▶ _THE PROBLEM_:
Pick every line out of the entries below that holds the string "icon", and report them.

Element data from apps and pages
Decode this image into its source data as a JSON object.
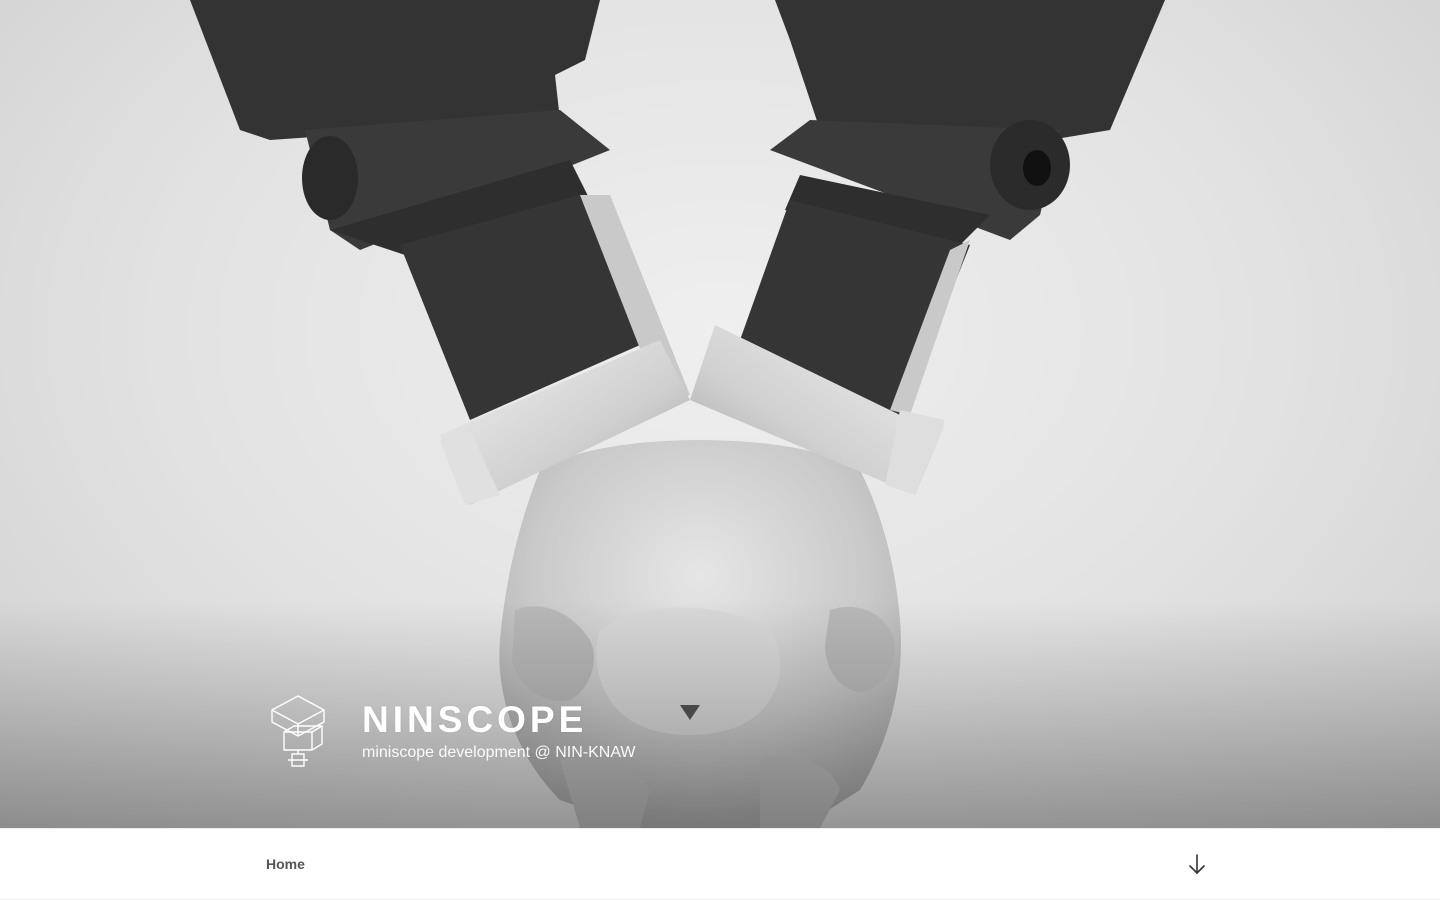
{
  "site": {
    "title": "NINSCOPE",
    "description": "miniscope development @ NIN-KNAW"
  },
  "nav": {
    "items": [
      {
        "label": "Home"
      }
    ],
    "scroll_icon": "arrow-down-icon"
  },
  "hero": {
    "image_subject": "two-miniscope-arms-over-mouse-skull"
  },
  "colors": {
    "accent": "#222222",
    "nav_text": "#555555",
    "title_text": "#ffffff"
  }
}
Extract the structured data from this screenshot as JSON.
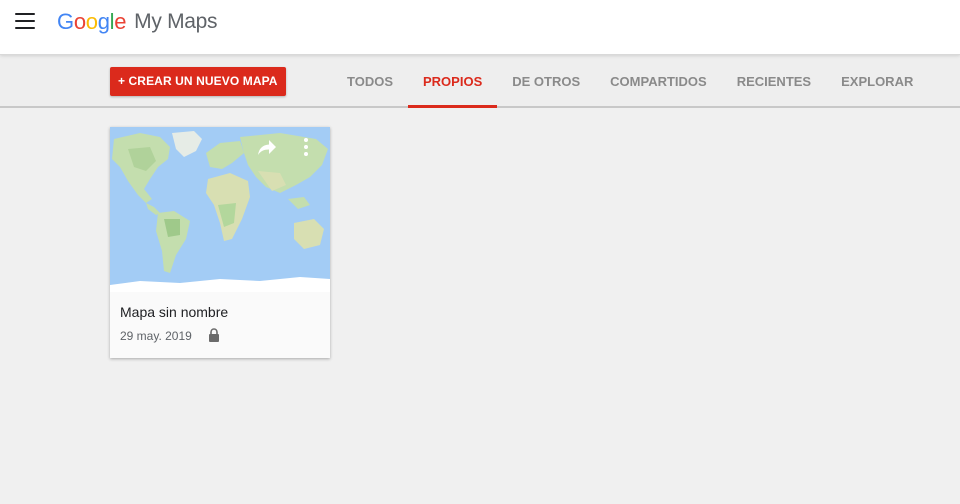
{
  "header": {
    "menu_icon": "hamburger-menu-icon",
    "logo_letters": [
      "G",
      "o",
      "o",
      "g",
      "l",
      "e"
    ],
    "product": "My Maps"
  },
  "toolbar": {
    "create_label": "+ CREAR UN NUEVO MAPA",
    "tabs": [
      {
        "label": "TODOS",
        "active": false
      },
      {
        "label": "PROPIOS",
        "active": true
      },
      {
        "label": "DE OTROS",
        "active": false
      },
      {
        "label": "COMPARTIDOS",
        "active": false
      },
      {
        "label": "RECIENTES",
        "active": false
      },
      {
        "label": "EXPLORAR",
        "active": false
      }
    ]
  },
  "maps": [
    {
      "title": "Mapa sin nombre",
      "date": "29 may. 2019",
      "thumbnail": "world-map-thumbnail",
      "share_icon": "share-icon",
      "more_icon": "more-vert-icon",
      "lock_icon": "lock-icon"
    }
  ],
  "colors": {
    "accent": "#db2a1c",
    "header_bg": "#ffffff",
    "page_bg": "#f0f0f0",
    "tab_inactive": "#8a8a8a",
    "map_ocean": "#a3ccf5",
    "map_land": "#c4deae"
  }
}
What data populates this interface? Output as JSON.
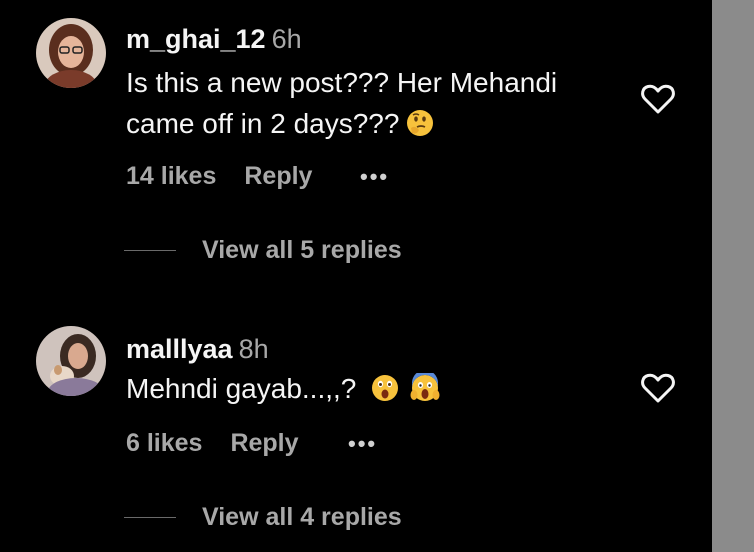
{
  "comments": [
    {
      "username": "m_ghai_12",
      "time": "6h",
      "text": "Is this a new post??? Her Mehandi came off in 2 days???",
      "emojis": [
        "thinking-face-emoji"
      ],
      "likes": "14 likes",
      "reply": "Reply",
      "more": "•••",
      "view_replies": "View all 5 replies"
    },
    {
      "username": "malllyaa",
      "time": "8h",
      "text": "Mehndi gayab...,,?",
      "emojis": [
        "astonished-face-emoji",
        "screaming-face-emoji"
      ],
      "likes": "6 likes",
      "reply": "Reply",
      "more": "•••",
      "view_replies": "View all 4 replies"
    }
  ],
  "colors": {
    "background": "#000000",
    "primary_text": "#f5f5f5",
    "secondary_text": "#a8a8a8",
    "scrollbar": "#8b8b8b"
  }
}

▶ _WRITTEN ANSWER_:
    "scroll_icon": "arrow-down-icon"
    "menu_icon": "hamburger-menu-icon",
      "share_icon": "share-icon",
      "more_icon": "more-vert-icon",
      "lock_icon": "lock-icon"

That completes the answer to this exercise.